Within the framework of the library’s mission and collection policies, public, school, and academic library collections should include materials with accurate and up-to-date information on the spectrum of disabilities, disability issues, and services for people with disabilities, their families, and other concerned persons. Depending on the community being served, libraries may include related medical, health, and mental health information and information on legal rights, accommodations, and employment opportunities.
5. Assistive Technology
Well-planned technological solutions and access points, based on the concepts of universal design, are essential for effective use of information and other library services by all people. Libraries should work with people with disabilities, agencies, organizations and vendors to integrate assistive technology into their facilities and services to meet the needs of people with a broad range of disabilities, including learning, mobility, sensory and developmental disabilities. Library staff should be aware of how available technologies address disabilities and know how to assist all users with library technology.
ALA must work with employers in the public and private sectors to recruit people with disabilities into the library profession, first into library schools and then into employment at all levels within the profession.
Libraries must provide reasonable accommodations for qualified individuals with disabilities unless the library can show that the accommodations would impose an “undue hardship” on its operations. Libraries must also ensure that their policies and procedures are consistent with the ADA and other laws.
7. Library Education, Training and Professional Development
All graduate programs in library and information studies should require students to learn about accessibility issues, assistive technology, the needs of people with disabilities both as users and employees, and laws applicable to the rights of people with disabilities as they impact library services.

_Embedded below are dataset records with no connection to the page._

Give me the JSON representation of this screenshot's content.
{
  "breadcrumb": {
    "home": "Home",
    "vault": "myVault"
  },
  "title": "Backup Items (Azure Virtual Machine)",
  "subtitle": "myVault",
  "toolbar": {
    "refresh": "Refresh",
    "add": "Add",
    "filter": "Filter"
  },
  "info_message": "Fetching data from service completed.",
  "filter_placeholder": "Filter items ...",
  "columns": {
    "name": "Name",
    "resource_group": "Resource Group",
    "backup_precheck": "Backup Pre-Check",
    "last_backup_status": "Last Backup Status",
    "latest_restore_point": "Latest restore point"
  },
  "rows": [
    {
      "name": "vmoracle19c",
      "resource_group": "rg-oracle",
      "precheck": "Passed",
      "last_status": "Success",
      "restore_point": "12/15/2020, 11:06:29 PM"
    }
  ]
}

Libraries should provide training opportunities for all library employees and volunteers in order to sensitize them to issues affecting people with disabilities and to teach effective techniques for providing services for users with disabilities and for working with colleagues with disabilities.
8. ALA Conferences

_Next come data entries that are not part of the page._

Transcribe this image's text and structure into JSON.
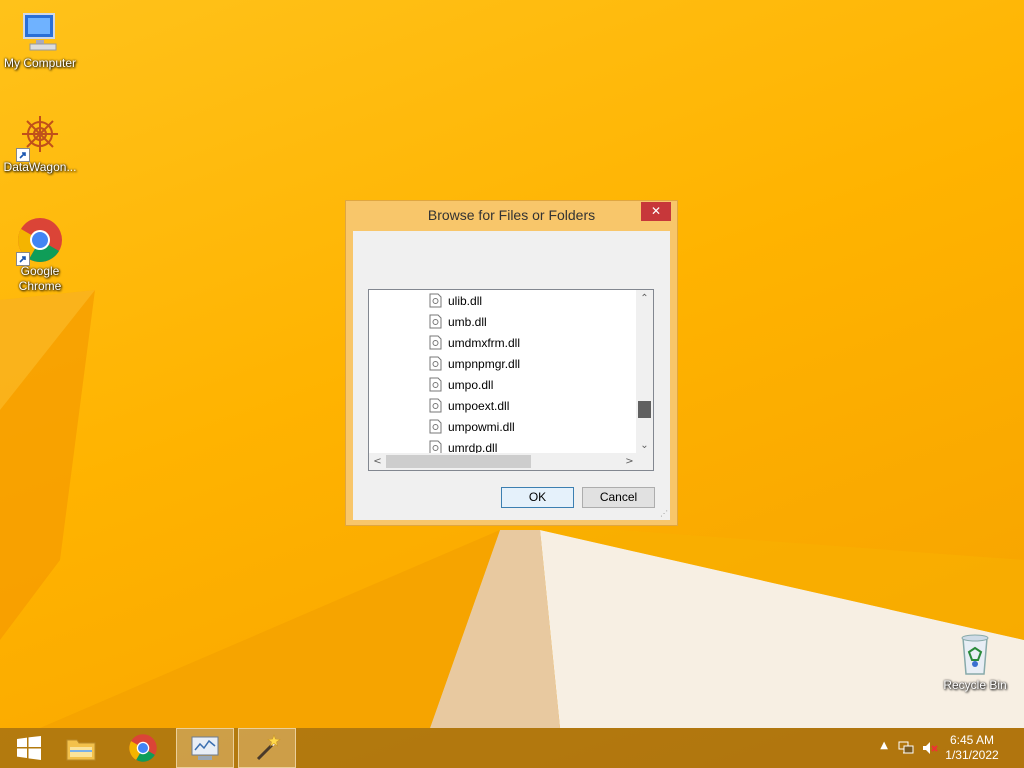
{
  "desktop": {
    "icons": [
      {
        "label": "My Computer"
      },
      {
        "label": "DataWagon..."
      },
      {
        "label": "Google Chrome"
      },
      {
        "label": "Recycle Bin"
      }
    ]
  },
  "dialog": {
    "title": "Browse for Files or Folders",
    "close_label": "✕",
    "files": [
      "ulib.dll",
      "umb.dll",
      "umdmxfrm.dll",
      "umpnpmgr.dll",
      "umpo.dll",
      "umpoext.dll",
      "umpowmi.dll",
      "umrdp.dll"
    ],
    "ok_label": "OK",
    "cancel_label": "Cancel",
    "scroll_up": "⌃",
    "scroll_down": "⌄",
    "scroll_left": "<",
    "scroll_right": ">"
  },
  "taskbar": {
    "time": "6:45 AM",
    "date": "1/31/2022"
  }
}
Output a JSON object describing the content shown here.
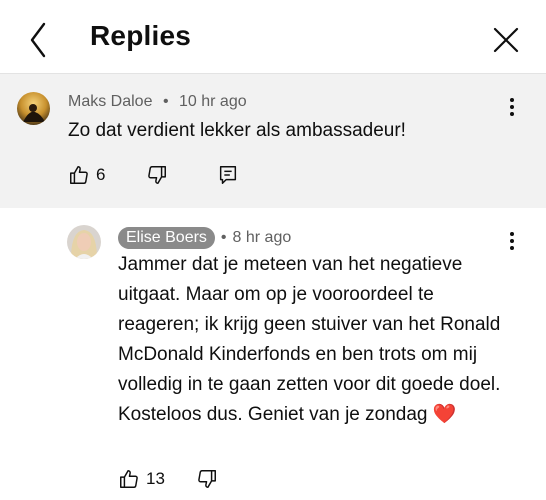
{
  "header": {
    "title": "Replies"
  },
  "comments": [
    {
      "author": "Maks Daloe",
      "separator": "•",
      "time": "10 hr ago",
      "text": "Zo dat verdient lekker als ambassadeur!",
      "likes": "6"
    },
    {
      "author": "Elise Boers",
      "separator": "•",
      "time": "8 hr ago",
      "text": "Jammer dat je meteen van het negatieve uitgaat. Maar om op je vooroordeel te reageren; ik krijg geen stuiver van het Ronald McDonald Kinderfonds en ben trots om mij volledig in te gaan zetten voor dit goede doel. Kosteloos dus. Geniet van je zondag",
      "emoji": "❤️",
      "likes": "13"
    }
  ],
  "colors": {
    "highlight_bg": "#f2f2f2",
    "chip_bg": "#8a8a8a",
    "meta_text": "#606060",
    "heart": "#d62a2a"
  },
  "icons": [
    "back-icon",
    "close-icon",
    "thumbs-up-icon",
    "thumbs-down-icon",
    "reply-icon",
    "more-options-icon"
  ]
}
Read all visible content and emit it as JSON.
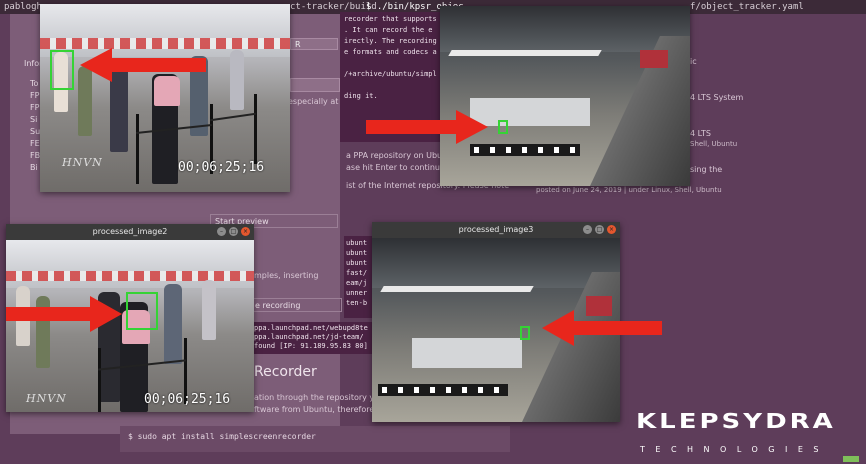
{
  "terminal": {
    "prompt_user": "pablogh",
    "path_fragment": "ct-tracker/build",
    "cmd_fragment": "$ ./bin/kpsr_objec",
    "yaml_fragment": "f/object_tracker.yaml"
  },
  "middle_terminal": {
    "lines": [
      "recorder that supports",
      ". It can record the e",
      "irectly. The recording",
      "e formats and codecs a",
      "",
      "/+archive/ubuntu/simpl",
      "",
      "ding it."
    ]
  },
  "left_page": {
    "sidebar_labels": [
      "Inform",
      "To",
      "FP",
      "FP",
      "Si",
      "Su",
      "FE",
      "FB",
      "Bi"
    ],
    "dropdown_value": "R",
    "especially": "especially at",
    "start_preview": "Start preview",
    "samples_inserting": "mples, inserting",
    "recording": "e recording"
  },
  "right_page": {
    "ppa_text": "a PPA repository on Ubu",
    "enter_text": "ase hit Enter to continue",
    "internet_text": "ist of the Internet repository. Please note",
    "posted_text": "posted on June 24, 2019 | under Linux, Shell, Ubuntu",
    "lts_system": "4 LTS System",
    "lts": "4 LTS",
    "shell_ubuntu": "Shell, Ubuntu",
    "using_the": "sing the",
    "ic": "ic",
    "recorder_heading": "Recorder",
    "repo_text": "ation through the repository you j",
    "ubuntu_text": "ftware from Ubuntu, therefore en",
    "install_cmd": "$ sudo apt install simplescreenrecorder"
  },
  "mid_terminal_2": {
    "lines": [
      "ubunt",
      "ubunt",
      "ubunt",
      "fast/",
      "eam/j",
      "unner",
      "ten-b"
    ]
  },
  "mid_terminal_3": {
    "lines": [
      "ppa.launchpad.net/webupd8te",
      "ppa.launchpad.net/jd-team/",
      "found [IP: 91.189.95.83 80]"
    ]
  },
  "windows": {
    "top_left": {
      "title": "",
      "timecode": "00;06;25;16",
      "brand": "HNVN"
    },
    "top_right": {
      "title": ""
    },
    "bottom_left": {
      "title": "processed_image2",
      "timecode": "00;06;25;16",
      "brand": "HNVN"
    },
    "bottom_right": {
      "title": "processed_image3"
    }
  },
  "logo": {
    "main": "KLEPSYDRA",
    "sub": "TECHNOLOGIES"
  },
  "colors": {
    "arrow": "#e8261c",
    "bbox": "#35d335",
    "background": "#5e3d5a"
  }
}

ALA conferences held at facilities that are “public accommodations” (e.g. hotels and convention centers) must be accessible to participants with disabilities.
The association and its staff, members, exhibitors, and hospitality industry agents must consider the needs of conference participants with disabilities in the selection, planning, and layout of all conference facilities, especially meeting rooms and exhibit areas. ALA Conference Services Office and division offices offering conferences must make every effort to provide accessible accommodations as requested by individuals with special needs or alternative accessible arrangements must be made.
Conference programs and meetings focusing on the needs of, services to, or of particular interest to people with disabilities should have priority for central meeting locations in the convention/conference center or official conference hotels.
9. ALA Publications and Communications
All ALA publications, including books, journals, and correspondence, must be available in alternative formats including electronic text. The ALA Web site must conform to the currently accepted guidelines for accessibility, such as those issued by the World Wide Web Consortium.
The following links provide further information about the new policy.